jug, wiped his mouth, and handed the jug back to the farmer.
“Good stuff, right? Good stuff?”
The rider nodded.
The farmer laughed and took a sip. He let out a loud “ah” after his
drink. He smiled and pointed to the rider’s armor. “Quite an outfit
there. Quite an outfit. That Ayis dannie? Or maybe dwarfy? The duster
there looks Texas, I reckon. Yep. Texas, I reckon.”
“It is all,” the rider replied.
“Oh, well,” the farmer said. “You a half-breed then? A half-breed? Not
that there’s anything wrong with that. Nothing wrong with that. No sir.
I’m with Roosevelt on this. With Roosevelt. We all gots to get along,
we does. Yes we does. So you part human and part Ayis dannie?”
“I am all,” the rider replied.
“All?” the farmer gasped as he took another swig of moonshine. “All,
you say? Well, I didn’t think the worlds was joined long enough for one
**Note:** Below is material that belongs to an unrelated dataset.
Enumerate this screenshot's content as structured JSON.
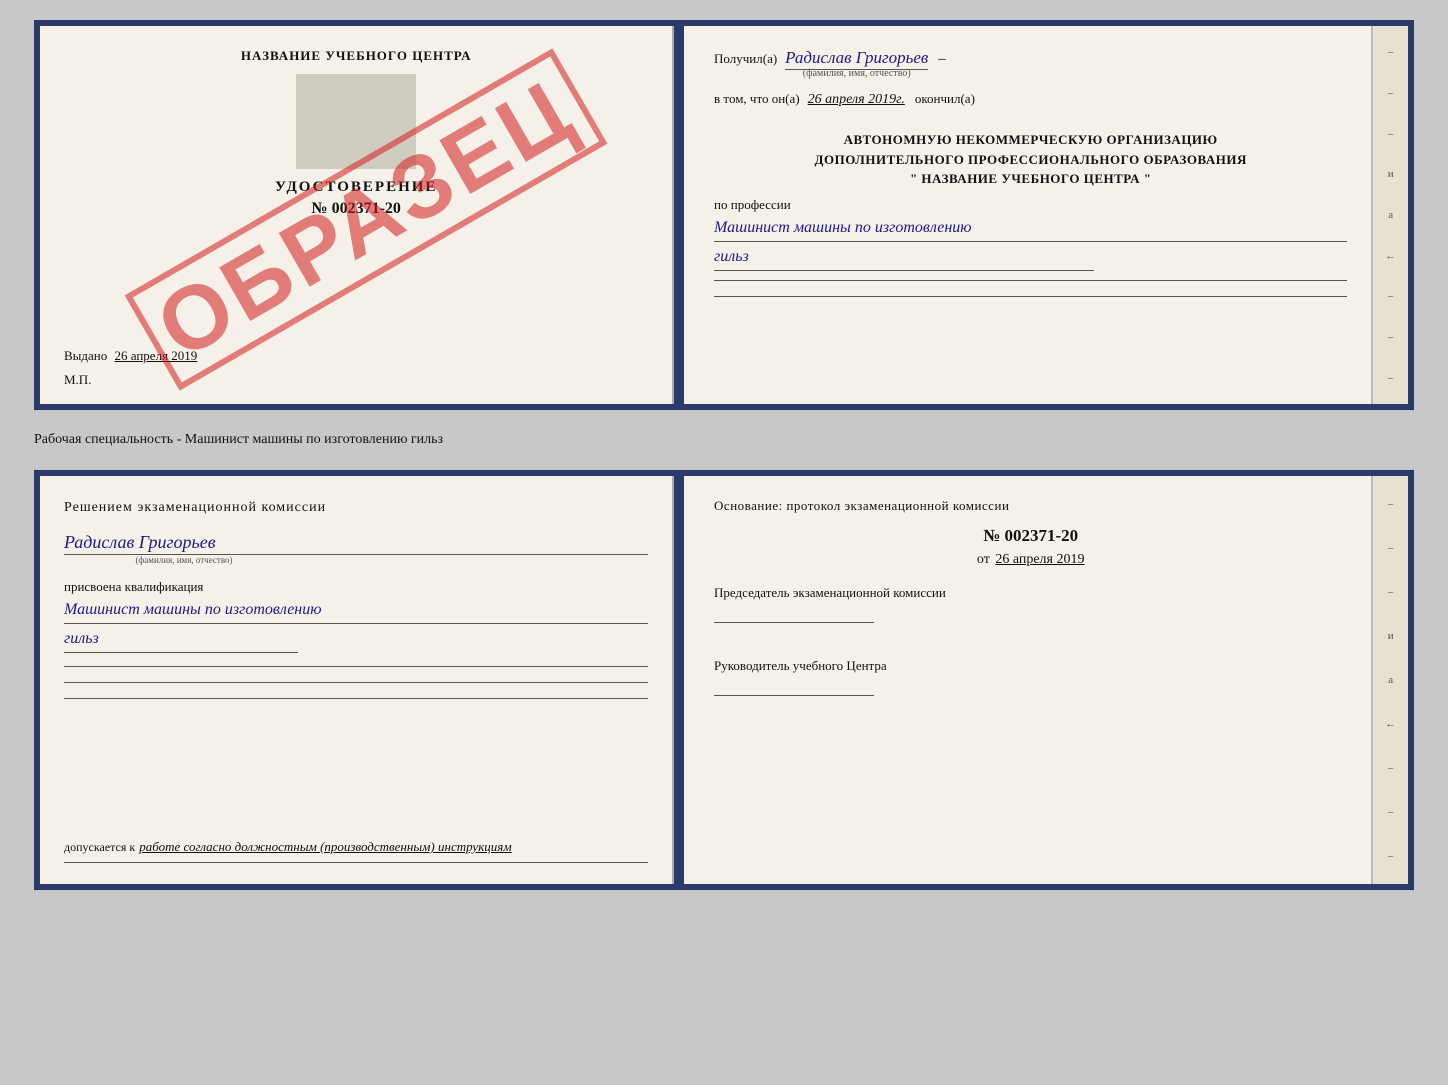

half-breed to be born, let alone a half-breed that’s all-breed. But I
reckon them fey folks work fast. Born fast. Grow up fast. Live fast.
Yep. Fast, I bet. Yes sir.”
“We all get along,” the rider said.
“Yes, sir. That’s exactly right. Yes, sir. Just like in this here
book.” The farmer reached around to his back pocket and removed a worn
and tattered dime novel. “Just like that Asherby fella what fought the
Baymaari with his goblin friend. He was fighting for a better world, he
said. Yes, sir. A better world, he said.”
The rider’s eyes narrowed. He reached out for the book.
“You want to see it?” the farmer said, handing the book over. “Careful. I ain’t finished it yet. Ain’t finished.”
The rider held the book in his hands. He flipped through the pages and
saw the strange words, and stranger pictures. Humans, goblins, dragon
brides, ogres, dwarves, Aes dana. They were working together. Like
spokes holding a wheel together, they were holding their world together.
“It’s something, ain’t it,” the farmer said with a mostly toothless
grin. “Yes, sir. I’m looking forward to this better world. Looking
forward to it. Long as no one raids my crops or rustles my cattle that
is. None of that. No, sir. None of that.”
“You are for unity?” the rider asked.
“Sure am. Yes, sir. Sure am.”
The rider removed his leather gloves. He offered his pale, purple veined hand to the farmer.
“Why yes,” the farmer beamed. “Yes. Let’s be friends.”
The farmer grasped the hand. The rider gripped it hard, squeezing until bones and flesh began to crack and pop.
“What are you doing?” the farmer screamed. “That’s too hard! Too hard!”
The rider continued to squeeze until the farmer fell to his knees. And
then like thick, knotty roots, the veins in the rider’s hand throbbed
and turned black. The essence flowed from the man to the rider… all
knowledge, emotion, and self. The farmer started to shrivel, turning
pale, then gray, then black. His flesh withered and wrinkled, stretching
over his bones. And finally he collapsed into a pile of black soot.
The rider put his gloves back on his still throbbing hands. He picked
up the jug of moonshine and took another long draw. He sighed and looked
off to the setting sun.
“Unity,” he hissed. “Fighting for a better world. Yes, sir. A better world.”